“So stay tuned,” Yeomans said. “This is going to be fun.”

Follow SPACE.com for the latest in space science and exploration news on Twitter @Spacedotcom and on Facebook.

Canadian superstar Shania Twain shares intimate details of her life

Canadian superstar Shania Twain shares intimate details of her life

By Marc Weisblott | Daily Brew 

Considering how she worked, lived and had a child with one of the most reclusive figures in music, it once seemed unthinkable Shania Twain would ever reveal details about ex-husband Robert John “Mutt” Lange.

She was once exposed for exaggerating her Ojibway background that inspired a stage name that meant, “I’m on my way.”

The singer, born Eileen Regina Edwards in 1965, countered she identified with the heritage of her mother’s second husband.

Yet, despite having kept a low profile during the height of her fame, does the public need to know what it’s like to be Shania?

“From This Moment On,” a memoir published this week, has delivered its share of intimate tidbits. Twain revealed she was emotionally and physically abused by that same stepfather.

And, some 15 years after a whirlwind courtship between artist and producer, Lange had an affair with Mary-Anne Thiébaud, who was Twain’s secretary, house manager and friend.

While she soaked her sorrows in five baths per day at the Switzerland estate, it turned out a new man wasn’t far away, since no one was more empathetic than that friend’s ex-husband.

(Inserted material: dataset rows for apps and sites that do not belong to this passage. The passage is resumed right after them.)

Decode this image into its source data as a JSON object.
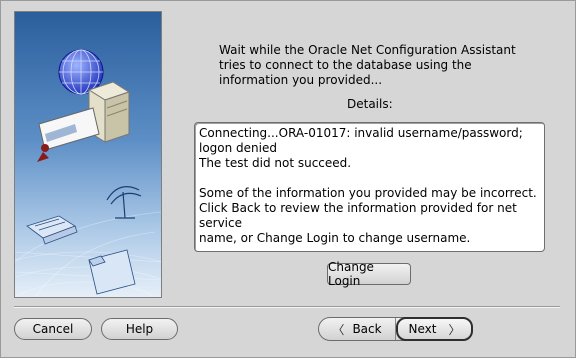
{
  "dialog": {
    "message": "Wait while the Oracle Net Configuration Assistant tries to connect to the database using the information you provided...",
    "details_label": "Details:",
    "details_text": "Connecting...ORA-01017: invalid username/password;\nlogon denied\nThe test did not succeed.\n\nSome of the information you provided may be incorrect.\nClick Back to review the information provided for net service\nname, or Change Login to change username.",
    "change_login_label": "Change Login"
  },
  "footer": {
    "cancel_label": "Cancel",
    "help_label": "Help",
    "back_label": "Back",
    "next_label": "Next",
    "back_icon": "chevron-left-icon",
    "next_icon": "chevron-right-icon"
  },
  "colors": {
    "background": "#d6d6d6",
    "art_blue_dark": "#2b5f9e",
    "art_blue_light": "#cfe0f2"
  }
}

Twain remarried in January to Frédéric Thiébaud.

When the couple turned up in March at the Juno Awards in Toronto, where the singer was inducted into the Canadian Music Hall of Fame, it was certainly novel to see her with an affectionate gent by her side.

Still, years of being a private person accentuated the impression Twain was not interested in staying in touch, regardless of how much time she dedicated to her son.

But now, Oprah Winfrey has emerged to give Twain a launch pad for a personable persona, including an OWN channel reality show about overcoming the struggles with fear that squeezed her voice box.

“I’ve trapped my own voice, and now I’ve got to unwipe all that,” Twain told Winfrey about living with a condition called dysphonia. “I really can’t imagine not singing again.”

The difference today, in the age of social media, is a singer’s celebrity is never measured by how their records are produced.

(CP Photo)